Start of Provided records
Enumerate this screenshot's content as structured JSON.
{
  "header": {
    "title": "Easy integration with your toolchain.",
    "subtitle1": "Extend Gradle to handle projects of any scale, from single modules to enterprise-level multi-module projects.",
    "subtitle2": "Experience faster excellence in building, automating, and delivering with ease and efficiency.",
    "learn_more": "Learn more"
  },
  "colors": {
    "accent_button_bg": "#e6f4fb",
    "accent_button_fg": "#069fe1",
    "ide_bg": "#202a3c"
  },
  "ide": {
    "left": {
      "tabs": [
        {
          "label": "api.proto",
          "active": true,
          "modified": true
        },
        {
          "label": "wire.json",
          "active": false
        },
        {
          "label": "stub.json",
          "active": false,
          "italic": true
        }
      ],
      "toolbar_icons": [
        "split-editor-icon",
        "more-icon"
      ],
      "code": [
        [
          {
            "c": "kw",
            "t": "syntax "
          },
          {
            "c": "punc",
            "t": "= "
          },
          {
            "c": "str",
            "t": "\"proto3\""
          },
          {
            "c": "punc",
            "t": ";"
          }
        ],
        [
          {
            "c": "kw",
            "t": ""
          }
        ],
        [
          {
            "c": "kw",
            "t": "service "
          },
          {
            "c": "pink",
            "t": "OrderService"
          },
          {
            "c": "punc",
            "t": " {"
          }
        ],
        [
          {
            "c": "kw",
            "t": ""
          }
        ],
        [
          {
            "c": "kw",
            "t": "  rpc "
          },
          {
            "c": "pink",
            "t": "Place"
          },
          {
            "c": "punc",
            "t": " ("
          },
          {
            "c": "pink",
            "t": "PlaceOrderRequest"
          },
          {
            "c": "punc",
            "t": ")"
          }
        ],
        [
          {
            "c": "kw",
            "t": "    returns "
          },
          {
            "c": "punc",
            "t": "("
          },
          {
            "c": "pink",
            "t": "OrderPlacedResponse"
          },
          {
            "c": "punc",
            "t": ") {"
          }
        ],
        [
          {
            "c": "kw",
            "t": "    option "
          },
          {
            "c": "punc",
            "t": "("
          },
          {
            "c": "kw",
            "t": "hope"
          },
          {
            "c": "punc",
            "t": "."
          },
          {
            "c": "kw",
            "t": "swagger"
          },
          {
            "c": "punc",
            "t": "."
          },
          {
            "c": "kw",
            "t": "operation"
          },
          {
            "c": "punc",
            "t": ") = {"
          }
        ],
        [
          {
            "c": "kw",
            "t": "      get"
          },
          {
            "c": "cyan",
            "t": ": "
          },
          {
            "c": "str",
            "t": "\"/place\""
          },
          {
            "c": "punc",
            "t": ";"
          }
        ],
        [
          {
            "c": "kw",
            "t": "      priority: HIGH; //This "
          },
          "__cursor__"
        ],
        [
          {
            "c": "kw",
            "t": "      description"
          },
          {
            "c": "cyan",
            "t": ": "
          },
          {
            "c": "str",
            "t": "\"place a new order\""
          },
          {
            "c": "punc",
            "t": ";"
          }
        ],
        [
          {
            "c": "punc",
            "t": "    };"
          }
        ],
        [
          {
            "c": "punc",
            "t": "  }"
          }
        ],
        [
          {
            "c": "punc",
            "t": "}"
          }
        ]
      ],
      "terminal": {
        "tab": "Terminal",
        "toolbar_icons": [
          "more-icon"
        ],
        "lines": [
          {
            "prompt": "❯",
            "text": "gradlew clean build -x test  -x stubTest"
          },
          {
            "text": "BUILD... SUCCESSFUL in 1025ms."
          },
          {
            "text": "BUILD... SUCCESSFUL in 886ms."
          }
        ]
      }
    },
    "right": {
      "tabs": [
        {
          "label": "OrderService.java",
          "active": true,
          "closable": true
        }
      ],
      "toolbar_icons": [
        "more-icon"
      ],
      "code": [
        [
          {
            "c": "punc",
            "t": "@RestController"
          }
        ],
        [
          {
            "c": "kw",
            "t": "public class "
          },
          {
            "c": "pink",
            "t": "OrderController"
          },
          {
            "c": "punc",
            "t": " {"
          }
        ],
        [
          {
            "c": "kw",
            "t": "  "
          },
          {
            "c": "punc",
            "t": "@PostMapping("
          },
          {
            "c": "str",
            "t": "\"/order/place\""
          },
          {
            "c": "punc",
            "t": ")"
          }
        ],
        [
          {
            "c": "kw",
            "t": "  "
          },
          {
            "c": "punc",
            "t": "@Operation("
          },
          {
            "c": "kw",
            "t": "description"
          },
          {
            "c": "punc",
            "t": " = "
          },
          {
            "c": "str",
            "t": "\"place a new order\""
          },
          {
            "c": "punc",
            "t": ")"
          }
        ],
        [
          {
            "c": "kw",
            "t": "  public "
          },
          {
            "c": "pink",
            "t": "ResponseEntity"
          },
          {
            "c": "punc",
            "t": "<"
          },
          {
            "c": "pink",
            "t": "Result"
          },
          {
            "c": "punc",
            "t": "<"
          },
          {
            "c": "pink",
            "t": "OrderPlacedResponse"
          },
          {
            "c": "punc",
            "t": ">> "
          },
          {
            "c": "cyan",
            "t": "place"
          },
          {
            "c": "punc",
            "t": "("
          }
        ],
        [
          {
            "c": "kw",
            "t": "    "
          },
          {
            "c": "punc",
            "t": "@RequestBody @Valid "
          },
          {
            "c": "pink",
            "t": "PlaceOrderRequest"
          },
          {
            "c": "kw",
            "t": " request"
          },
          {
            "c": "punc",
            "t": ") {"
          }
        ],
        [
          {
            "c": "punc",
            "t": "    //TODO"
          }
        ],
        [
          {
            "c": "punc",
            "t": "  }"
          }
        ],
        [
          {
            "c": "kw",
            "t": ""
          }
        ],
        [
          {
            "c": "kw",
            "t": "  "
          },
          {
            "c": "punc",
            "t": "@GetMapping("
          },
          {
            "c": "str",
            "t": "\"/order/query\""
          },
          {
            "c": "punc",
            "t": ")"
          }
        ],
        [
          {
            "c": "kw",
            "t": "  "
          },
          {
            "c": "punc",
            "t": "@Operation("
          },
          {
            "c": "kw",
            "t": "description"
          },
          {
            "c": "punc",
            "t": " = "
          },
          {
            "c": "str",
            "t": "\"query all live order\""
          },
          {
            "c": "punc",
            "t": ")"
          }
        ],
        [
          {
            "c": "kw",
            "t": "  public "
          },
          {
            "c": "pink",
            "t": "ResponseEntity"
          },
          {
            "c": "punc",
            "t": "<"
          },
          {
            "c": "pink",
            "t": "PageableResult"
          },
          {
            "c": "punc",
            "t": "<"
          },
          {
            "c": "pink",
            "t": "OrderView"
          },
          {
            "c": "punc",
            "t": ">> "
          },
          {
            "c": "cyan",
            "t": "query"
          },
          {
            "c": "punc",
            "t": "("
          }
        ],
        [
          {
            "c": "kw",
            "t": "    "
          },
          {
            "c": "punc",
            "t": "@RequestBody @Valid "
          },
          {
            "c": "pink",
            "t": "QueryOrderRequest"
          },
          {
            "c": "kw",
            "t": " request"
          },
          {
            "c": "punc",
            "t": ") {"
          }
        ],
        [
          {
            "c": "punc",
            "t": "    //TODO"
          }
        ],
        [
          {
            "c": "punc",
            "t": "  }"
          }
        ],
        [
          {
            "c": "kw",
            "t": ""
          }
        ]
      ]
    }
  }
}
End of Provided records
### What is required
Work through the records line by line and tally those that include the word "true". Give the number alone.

### Exercise solution
5